All of the data that follows needs to be printed again, exactly as it reads.

═══ Record extracts

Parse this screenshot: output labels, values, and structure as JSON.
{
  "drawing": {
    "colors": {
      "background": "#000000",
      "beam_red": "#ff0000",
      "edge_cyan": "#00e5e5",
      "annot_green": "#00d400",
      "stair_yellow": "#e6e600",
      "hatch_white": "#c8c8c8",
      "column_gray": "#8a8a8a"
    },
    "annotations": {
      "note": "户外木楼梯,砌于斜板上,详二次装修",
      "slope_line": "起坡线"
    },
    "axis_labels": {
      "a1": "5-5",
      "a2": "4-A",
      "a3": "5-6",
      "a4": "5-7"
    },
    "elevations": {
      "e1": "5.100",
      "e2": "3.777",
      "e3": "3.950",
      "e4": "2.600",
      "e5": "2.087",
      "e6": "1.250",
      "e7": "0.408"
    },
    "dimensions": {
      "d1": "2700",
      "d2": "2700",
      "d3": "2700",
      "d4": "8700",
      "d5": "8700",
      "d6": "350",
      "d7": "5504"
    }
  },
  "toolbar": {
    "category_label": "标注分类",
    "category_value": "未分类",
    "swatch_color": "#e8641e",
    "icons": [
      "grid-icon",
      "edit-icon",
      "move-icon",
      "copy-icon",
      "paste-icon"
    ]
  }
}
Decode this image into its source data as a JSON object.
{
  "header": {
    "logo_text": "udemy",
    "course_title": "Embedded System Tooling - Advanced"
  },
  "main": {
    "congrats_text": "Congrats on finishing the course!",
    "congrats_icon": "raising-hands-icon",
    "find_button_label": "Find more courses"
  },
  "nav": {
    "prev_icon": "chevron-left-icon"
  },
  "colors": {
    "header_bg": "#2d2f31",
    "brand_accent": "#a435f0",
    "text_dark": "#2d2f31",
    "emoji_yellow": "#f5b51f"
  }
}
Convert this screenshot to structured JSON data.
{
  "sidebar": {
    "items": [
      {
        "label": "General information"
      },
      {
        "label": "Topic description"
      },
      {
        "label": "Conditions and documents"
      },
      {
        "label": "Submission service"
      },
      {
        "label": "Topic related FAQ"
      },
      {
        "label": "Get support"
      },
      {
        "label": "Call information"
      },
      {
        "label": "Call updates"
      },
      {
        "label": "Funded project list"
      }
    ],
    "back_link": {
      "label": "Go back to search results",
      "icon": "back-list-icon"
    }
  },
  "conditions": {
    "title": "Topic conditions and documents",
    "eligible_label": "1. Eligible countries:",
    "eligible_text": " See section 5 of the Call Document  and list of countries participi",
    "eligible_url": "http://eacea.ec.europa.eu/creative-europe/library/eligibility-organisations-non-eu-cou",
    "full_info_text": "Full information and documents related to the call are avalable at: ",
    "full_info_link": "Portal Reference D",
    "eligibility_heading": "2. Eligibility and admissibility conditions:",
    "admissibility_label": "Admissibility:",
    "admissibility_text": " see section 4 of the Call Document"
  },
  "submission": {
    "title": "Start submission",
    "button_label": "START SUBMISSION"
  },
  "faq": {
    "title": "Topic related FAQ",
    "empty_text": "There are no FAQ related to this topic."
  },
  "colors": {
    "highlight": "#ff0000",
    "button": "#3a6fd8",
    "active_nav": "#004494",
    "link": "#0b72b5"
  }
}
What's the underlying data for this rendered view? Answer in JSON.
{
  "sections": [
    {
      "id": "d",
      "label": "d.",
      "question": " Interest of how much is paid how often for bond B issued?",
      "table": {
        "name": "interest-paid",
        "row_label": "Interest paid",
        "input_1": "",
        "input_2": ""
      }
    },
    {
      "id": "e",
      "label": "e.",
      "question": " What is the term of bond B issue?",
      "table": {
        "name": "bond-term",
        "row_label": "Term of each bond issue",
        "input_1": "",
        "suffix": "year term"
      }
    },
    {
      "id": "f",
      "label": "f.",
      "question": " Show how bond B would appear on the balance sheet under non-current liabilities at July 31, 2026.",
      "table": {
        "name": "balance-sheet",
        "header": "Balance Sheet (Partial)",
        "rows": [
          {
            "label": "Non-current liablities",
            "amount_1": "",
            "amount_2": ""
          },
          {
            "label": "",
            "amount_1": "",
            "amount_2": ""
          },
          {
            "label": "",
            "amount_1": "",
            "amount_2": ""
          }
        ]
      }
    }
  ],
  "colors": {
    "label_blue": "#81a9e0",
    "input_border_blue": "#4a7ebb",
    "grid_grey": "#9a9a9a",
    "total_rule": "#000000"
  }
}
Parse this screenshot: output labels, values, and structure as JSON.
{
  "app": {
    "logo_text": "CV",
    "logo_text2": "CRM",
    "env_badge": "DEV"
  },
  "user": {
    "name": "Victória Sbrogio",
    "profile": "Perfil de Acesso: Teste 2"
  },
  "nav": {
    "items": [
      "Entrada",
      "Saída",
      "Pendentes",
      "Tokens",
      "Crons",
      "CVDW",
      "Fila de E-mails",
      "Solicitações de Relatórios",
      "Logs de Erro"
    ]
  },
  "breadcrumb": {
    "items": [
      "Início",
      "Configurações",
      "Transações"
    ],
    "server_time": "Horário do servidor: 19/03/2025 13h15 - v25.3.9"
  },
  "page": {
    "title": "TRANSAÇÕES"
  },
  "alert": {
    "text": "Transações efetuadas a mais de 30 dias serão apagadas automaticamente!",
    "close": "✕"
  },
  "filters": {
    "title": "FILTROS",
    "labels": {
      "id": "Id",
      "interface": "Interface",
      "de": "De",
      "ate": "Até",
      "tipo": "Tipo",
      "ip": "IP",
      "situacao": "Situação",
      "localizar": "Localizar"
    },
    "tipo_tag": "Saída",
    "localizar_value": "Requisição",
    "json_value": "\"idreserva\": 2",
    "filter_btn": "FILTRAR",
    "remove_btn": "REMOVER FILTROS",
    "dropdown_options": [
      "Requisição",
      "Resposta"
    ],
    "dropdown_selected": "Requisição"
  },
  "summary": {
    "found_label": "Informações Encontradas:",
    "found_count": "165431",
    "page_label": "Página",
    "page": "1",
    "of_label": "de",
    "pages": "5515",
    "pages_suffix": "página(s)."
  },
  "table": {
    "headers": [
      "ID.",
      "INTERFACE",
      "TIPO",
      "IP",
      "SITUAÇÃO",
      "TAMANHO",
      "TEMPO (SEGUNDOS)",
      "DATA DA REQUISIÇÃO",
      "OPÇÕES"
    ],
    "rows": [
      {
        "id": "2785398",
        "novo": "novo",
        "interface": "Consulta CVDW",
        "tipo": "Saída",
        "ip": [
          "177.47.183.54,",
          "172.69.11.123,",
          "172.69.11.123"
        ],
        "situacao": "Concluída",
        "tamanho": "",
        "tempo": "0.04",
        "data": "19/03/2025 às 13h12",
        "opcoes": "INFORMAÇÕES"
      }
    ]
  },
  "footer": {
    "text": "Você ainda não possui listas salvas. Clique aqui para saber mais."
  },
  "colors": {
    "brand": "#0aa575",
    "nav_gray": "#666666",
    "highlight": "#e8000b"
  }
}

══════

Your response:
Parse this screenshot: output labels, values, and structure as JSON.
{
  "drawing": {
    "colors": {
      "background": "#000000",
      "beam_red": "#ff0000",
      "edge_cyan": "#00e5e5",
      "annot_green": "#00d400",
      "stair_yellow": "#e6e600",
      "hatch_white": "#c8c8c8",
      "column_gray": "#8a8a8a"
    },
    "annotations": {
      "note": "户外木楼梯,砌于斜板上,详二次装修",
      "slope_line": "起坡线"
    },
    "axis_labels": {
      "a1": "5-5",
      "a2": "4-A",
      "a3": "5-6",
      "a4": "5-7"
    },
    "elevations": {
      "e1": "5.100",
      "e2": "3.777",
      "e3": "3.950",
      "e4": "2.600",
      "e5": "2.087",
      "e6": "1.250",
      "e7": "0.408"
    },
    "dimensions": {
      "d1": "2700",
      "d2": "2700",
      "d3": "2700",
      "d4": "8700",
      "d5": "8700",
      "d6": "350",
      "d7": "5504"
    }
  },
  "toolbar": {
    "category_label": "标注分类",
    "category_value": "未分类",
    "swatch_color": "#e8641e",
    "icons": [
      "grid-icon",
      "edit-icon",
      "move-icon",
      "copy-icon",
      "paste-icon"
    ]
  }
}
Decode this image into its source data as a JSON object.
{
  "header": {
    "logo_text": "udemy",
    "course_title": "Embedded System Tooling - Advanced"
  },
  "main": {
    "congrats_text": "Congrats on finishing the course!",
    "congrats_icon": "raising-hands-icon",
    "find_button_label": "Find more courses"
  },
  "nav": {
    "prev_icon": "chevron-left-icon"
  },
  "colors": {
    "header_bg": "#2d2f31",
    "brand_accent": "#a435f0",
    "text_dark": "#2d2f31",
    "emoji_yellow": "#f5b51f"
  }
}
Convert this screenshot to structured JSON data.
{
  "sidebar": {
    "items": [
      {
        "label": "General information"
      },
      {
        "label": "Topic description"
      },
      {
        "label": "Conditions and documents"
      },
      {
        "label": "Submission service"
      },
      {
        "label": "Topic related FAQ"
      },
      {
        "label": "Get support"
      },
      {
        "label": "Call information"
      },
      {
        "label": "Call updates"
      },
      {
        "label": "Funded project list"
      }
    ],
    "back_link": {
      "label": "Go back to search results",
      "icon": "back-list-icon"
    }
  },
  "conditions": {
    "title": "Topic conditions and documents",
    "eligible_label": "1. Eligible countries:",
    "eligible_text": " See section 5 of the Call Document  and list of countries participi",
    "eligible_url": "http://eacea.ec.europa.eu/creative-europe/library/eligibility-organisations-non-eu-cou",
    "full_info_text": "Full information and documents related to the call are avalable at: ",
    "full_info_link": "Portal Reference D",
    "eligibility_heading": "2. Eligibility and admissibility conditions:",
    "admissibility_label": "Admissibility:",
    "admissibility_text": " see section 4 of the Call Document"
  },
  "submission": {
    "title": "Start submission",
    "button_label": "START SUBMISSION"
  },
  "faq": {
    "title": "Topic related FAQ",
    "empty_text": "There are no FAQ related to this topic."
  },
  "colors": {
    "highlight": "#ff0000",
    "button": "#3a6fd8",
    "active_nav": "#004494",
    "link": "#0b72b5"
  }
}
What's the underlying data for this rendered view? Answer in JSON.
{
  "sections": [
    {
      "id": "d",
      "label": "d.",
      "question": " Interest of how much is paid how often for bond B issued?",
      "table": {
        "name": "interest-paid",
        "row_label": "Interest paid",
        "input_1": "",
        "input_2": ""
      }
    },
    {
      "id": "e",
      "label": "e.",
      "question": " What is the term of bond B issue?",
      "table": {
        "name": "bond-term",
        "row_label": "Term of each bond issue",
        "input_1": "",
        "suffix": "year term"
      }
    },
    {
      "id": "f",
      "label": "f.",
      "question": " Show how bond B would appear on the balance sheet under non-current liabilities at July 31, 2026.",
      "table": {
        "name": "balance-sheet",
        "header": "Balance Sheet (Partial)",
        "rows": [
          {
            "label": "Non-current liablities",
            "amount_1": "",
            "amount_2": ""
          },
          {
            "label": "",
            "amount_1": "",
            "amount_2": ""
          },
          {
            "label": "",
            "amount_1": "",
            "amount_2": ""
          }
        ]
      }
    }
  ],
  "colors": {
    "label_blue": "#81a9e0",
    "input_border_blue": "#4a7ebb",
    "grid_grey": "#9a9a9a",
    "total_rule": "#000000"
  }
}
Parse this screenshot: output labels, values, and structure as JSON.
{
  "app": {
    "logo_text": "CV",
    "logo_text2": "CRM",
    "env_badge": "DEV"
  },
  "user": {
    "name": "Victória Sbrogio",
    "profile": "Perfil de Acesso: Teste 2"
  },
  "nav": {
    "items": [
      "Entrada",
      "Saída",
      "Pendentes",
      "Tokens",
      "Crons",
      "CVDW",
      "Fila de E-mails",
      "Solicitações de Relatórios",
      "Logs de Erro"
    ]
  },
  "breadcrumb": {
    "items": [
      "Início",
      "Configurações",
      "Transações"
    ],
    "server_time": "Horário do servidor: 19/03/2025 13h15 - v25.3.9"
  },
  "page": {
    "title": "TRANSAÇÕES"
  },
  "alert": {
    "text": "Transações efetuadas a mais de 30 dias serão apagadas automaticamente!",
    "close": "✕"
  },
  "filters": {
    "title": "FILTROS",
    "labels": {
      "id": "Id",
      "interface": "Interface",
      "de": "De",
      "ate": "Até",
      "tipo": "Tipo",
      "ip": "IP",
      "situacao": "Situação",
      "localizar": "Localizar"
    },
    "tipo_tag": "Saída",
    "localizar_value": "Requisição",
    "json_value": "\"idreserva\": 2",
    "filter_btn": "FILTRAR",
    "remove_btn": "REMOVER FILTROS",
    "dropdown_options": [
      "Requisição",
      "Resposta"
    ],
    "dropdown_selected": "Requisição"
  },
  "summary": {
    "found_label": "Informações Encontradas:",
    "found_count": "165431",
    "page_label": "Página",
    "page": "1",
    "of_label": "de",
    "pages": "5515",
    "pages_suffix": "página(s)."
  },
  "table": {
    "headers": [
      "ID.",
      "INTERFACE",
      "TIPO",
      "IP",
      "SITUAÇÃO",
      "TAMANHO",
      "TEMPO (SEGUNDOS)",
      "DATA DA REQUISIÇÃO",
      "OPÇÕES"
    ],
    "rows": [
      {
        "id": "2785398",
        "novo": "novo",
        "interface": "Consulta CVDW",
        "tipo": "Saída",
        "ip": [
          "177.47.183.54,",
          "172.69.11.123,",
          "172.69.11.123"
        ],
        "situacao": "Concluída",
        "tamanho": "",
        "tempo": "0.04",
        "data": "19/03/2025 às 13h12",
        "opcoes": "INFORMAÇÕES"
      }
    ]
  },
  "footer": {
    "text": "Você ainda não possui listas salvas. Clique aqui para saber mais."
  },
  "colors": {
    "brand": "#0aa575",
    "nav_gray": "#666666",
    "highlight": "#e8000b"
  }
}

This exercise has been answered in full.